Design of the Month · October 2014

  • Hummingbird Lampshade

    "Hummingbird Lampshade"

    Note: The pattern included with this month's article is only a portion of the complete lampshade.

    Construction of the hummingbird lampshade is done in two phases.

    Phase One: Purchase a lampshade mold (without any design on it). The mold used here was purchased from Odyssey Lamp Systems. The mold needs to be mounted to a rotating base. Paint the mold with two-part epoxy white paint so that a pattern can eventually be drawn on it in pencil, and then traced with a Sharpie pen. To reuse the mold for another shade design just repaint over the drawn pattern. For my first design using this method, my wife, who is an artist, got the job of using a pencil to draw the basic design on the mold. Now that this lampshade is finished I am going to create a shade that is a dried flower arrangement, thus using the mold for another design.

    Phase Two: After the basic design was made into glass pieces, the result was a design that had six hummingbirds in different flying positions, many single type roses, plus hibiscus flowers with leaves, for a total of 1760 pieces. Glass Eye 2000 was used to get the proper pattern on a flat sheet of paper to the correct size. Without Glass Eye 2000, the cutting of the pieces would have been very time consuming and difficult by hand-drawing the pattern using tracing paper pressed onto the mold.

    The steps to do this are as follows:

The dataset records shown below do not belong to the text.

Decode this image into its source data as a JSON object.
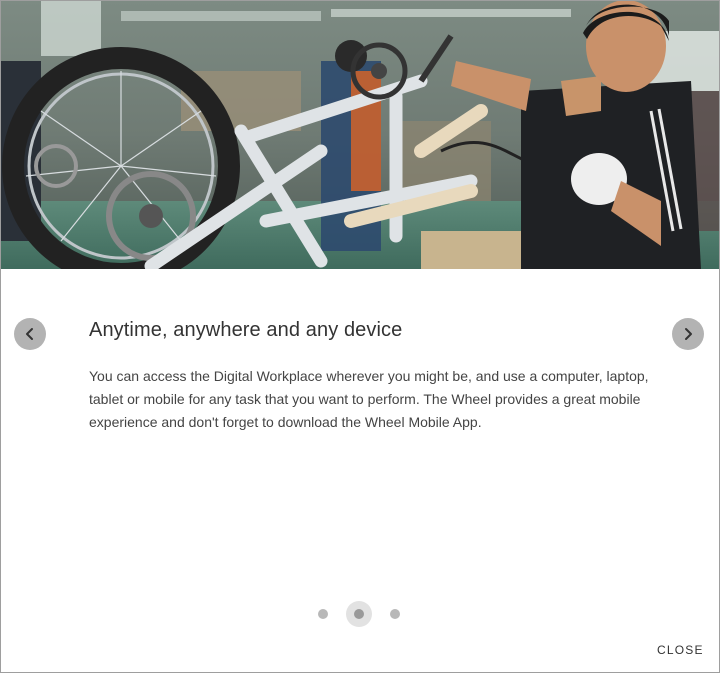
{
  "slide": {
    "title": "Anytime, anywhere and any device",
    "body": "You can access the Digital Workplace wherever you might be, and use a computer, laptop, tablet or mobile for any task that you want to perform. The Wheel provides a great mobile experience and don't forget to download the Wheel Mobile App."
  },
  "carousel": {
    "prev_icon": "chevron-left-icon",
    "next_icon": "chevron-right-icon",
    "dots": 3,
    "active_dot": 2
  },
  "footer": {
    "close_label": "CLOSE"
  },
  "colors": {
    "nav_button": "#b3b3b3",
    "dot": "#b8b8b8",
    "dot_active": "#9a9a9a",
    "title_text": "#333333",
    "body_text": "#444444"
  }
}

    1. Draw the pattern on the mold to the correct scale.
    2. Use magic tape to tape an exact cross pattern with 1" arms. Making several of these crosses and using double-sided tape instead of magic tape works also, and having several allows you to put the cross in another position without damage to the drawing on the mold when the tape is pulled off.
    3. Set up a digital camera on a tripod. For the first set of pattern copies, place the camera perpendicular to the mold as close to the surface as possible for the first rotation. Take the first picture with the cross in the center of the photo. As you do this, each photo will have an area in it that has piece sizes that are correct.
    4. Remove the cross and move it to the next area to be photographed. Rotate the mold a short distance so the cross is now in the center of the photo and all the adjoining pieces to the last photo are good to scale.
    5. Keep stepping the photos for the first complete rotation around the mold.
    6. Move the camera and cross down the mold for the next rotation so that the top of the next rotation set is in scale with the first rotation photos.
    7. Keep doing the movement of the camera and cross so that you photograph the complete mold pattern.
    8. Upload the complete set of photos to your computer in a format that Glass Eye 2000 will accept and then AutoTrace.
    9. After Glass Eye 2000 traces each photo, bring up the scale function and make the 1" cross exactly to 1" in the software. Now the small photo of a set of patterns are to exact scale.
    10. The pattern parts can now be printed as if they are flat and cut to make your glass parts.

    ~ Jerry Frankeny

    About the artist

    Jerry Frankeny

    Jerry Frankeny, age 75, has been doing stained glass for 35 years. He is owner of Jer's Stained Glass Studio. He learned glass work from a local Austin artist and took a class in Oregon from Peter McGrain on how to do painted, fired glass for antique church window repair. Jerry no longer does much retail work but has a stained glass workshop and classroom in Taylor, Texas with one student and four former students using the space as a stained glass workshop. Jerry has also taught several beginner students and four workshops through the local Temple College adult education program. He built all the windows in two local Lutheran churches with a total of more than thirty windows. He now concentrates on doing his own projects like terrariums, nativity sets and lampshades.

    This pattern may be used to make one or more artworks for sale or personal enjoyment. This pattern may be printed for personal use only and may not be sold or given away in printed or electronic form.

Each month we feature a project designed using Glass Eye 2000. Do you have a project to share with the world? Contact Dragonfly Software and your creation might be our next Design of the Month.